Before i made my way to the 2008 AM Awards in Birmingham I drove to Longbridge in an attempt to see if there was anything going on there.
I had imagined i would get there and I’d catch a worker for a quick quote: "There's only so many cups of tea we can drink!"
I was planning to meet Tim Rose, deputy editor of AM, there but my morning meeting at the ABP Club ran over.
Tim headed to Longbridge on his own and managed to get an interview with Steven Cox, Nanjing MG UK's sales and marketing manager, to find out what the workers where building in there. Turns out not much.
I got a text from Tim to say he'd bagged an interview for the mag (keep your eyes peeled for that story in a future issue), but i drove there anyway in an attempt to take some pictures to go with the story.
Despite covering the story when MG Rover bit the dust in 2005 i'd never been to Longbridge or really seen what the factory was like.
As i drove past the job centre close by to the factory (which ironically had queues of people waiting outside) I was amazed at just how derelict the building was. Pretty much every single window had been smashed with rocks by "yoofs" and it looked really grubby. Maybe the greyness of the day helped extenuate how bleak it looked.

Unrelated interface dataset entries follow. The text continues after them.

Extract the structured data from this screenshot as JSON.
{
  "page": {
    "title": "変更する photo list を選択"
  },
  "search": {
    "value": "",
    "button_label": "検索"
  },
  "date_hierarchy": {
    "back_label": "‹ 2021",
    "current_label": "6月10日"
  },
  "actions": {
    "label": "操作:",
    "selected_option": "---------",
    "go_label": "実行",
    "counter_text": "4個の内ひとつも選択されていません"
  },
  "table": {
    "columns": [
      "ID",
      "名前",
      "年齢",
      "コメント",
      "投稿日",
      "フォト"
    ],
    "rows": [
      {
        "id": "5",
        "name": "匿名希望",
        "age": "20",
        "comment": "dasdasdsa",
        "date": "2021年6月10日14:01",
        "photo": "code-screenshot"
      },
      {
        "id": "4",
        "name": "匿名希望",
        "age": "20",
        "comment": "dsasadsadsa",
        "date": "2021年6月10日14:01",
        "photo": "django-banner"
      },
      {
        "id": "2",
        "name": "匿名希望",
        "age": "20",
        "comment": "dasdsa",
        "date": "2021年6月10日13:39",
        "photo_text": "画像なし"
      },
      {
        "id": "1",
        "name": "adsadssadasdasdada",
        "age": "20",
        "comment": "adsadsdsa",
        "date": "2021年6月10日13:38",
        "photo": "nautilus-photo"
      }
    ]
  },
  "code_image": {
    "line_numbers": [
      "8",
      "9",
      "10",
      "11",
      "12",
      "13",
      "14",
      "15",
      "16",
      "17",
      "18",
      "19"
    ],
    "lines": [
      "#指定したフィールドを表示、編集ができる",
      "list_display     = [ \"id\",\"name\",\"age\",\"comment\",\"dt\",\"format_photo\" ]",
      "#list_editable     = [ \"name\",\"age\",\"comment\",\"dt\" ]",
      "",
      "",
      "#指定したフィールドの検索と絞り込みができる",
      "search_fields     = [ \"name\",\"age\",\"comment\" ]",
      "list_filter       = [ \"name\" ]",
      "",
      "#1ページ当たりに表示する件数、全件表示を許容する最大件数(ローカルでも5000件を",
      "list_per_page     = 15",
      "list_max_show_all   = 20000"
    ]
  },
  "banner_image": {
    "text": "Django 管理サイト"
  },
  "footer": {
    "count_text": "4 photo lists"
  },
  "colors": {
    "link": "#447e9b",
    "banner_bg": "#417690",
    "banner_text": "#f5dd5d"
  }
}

I found gate Q and there was the Chinese flag flying next to the British and MG flags. I approached the gate after parking my car to try and find some signs of life before taking my snaps, but alas, there was none.
Nanjing has already signed up its dealers for the UK, but at the moment they've got no cars to sell and it doesn't look like they will be anytime soon.
According to Cox, the factory workers are receiving "training" while they wait for cars to erect from the flat pack boxes that arrive from China.
After initially announcing that models would arrive here last year, Nanjing are looking at a delay of setbacks that will see the TF launch in the UK nearer autumn 2008.
This spells out a huge problem for the brand in the UK. While it's essential that when the Nanjing MGs go on sale here without any quality issues at all, the SAIC owned manufacturer is facing what I believe to be an extremely difficult challenge.
It’s based on a 20-year design which was refreshed in 2001. So even at its most up-to-date, it’s a design that is seven years past it. A year in car manufacturer terms is a lifetime. Why would any one in their right mind buy one?
Will the fact that it’s an affordable classic with some British baggage be enough?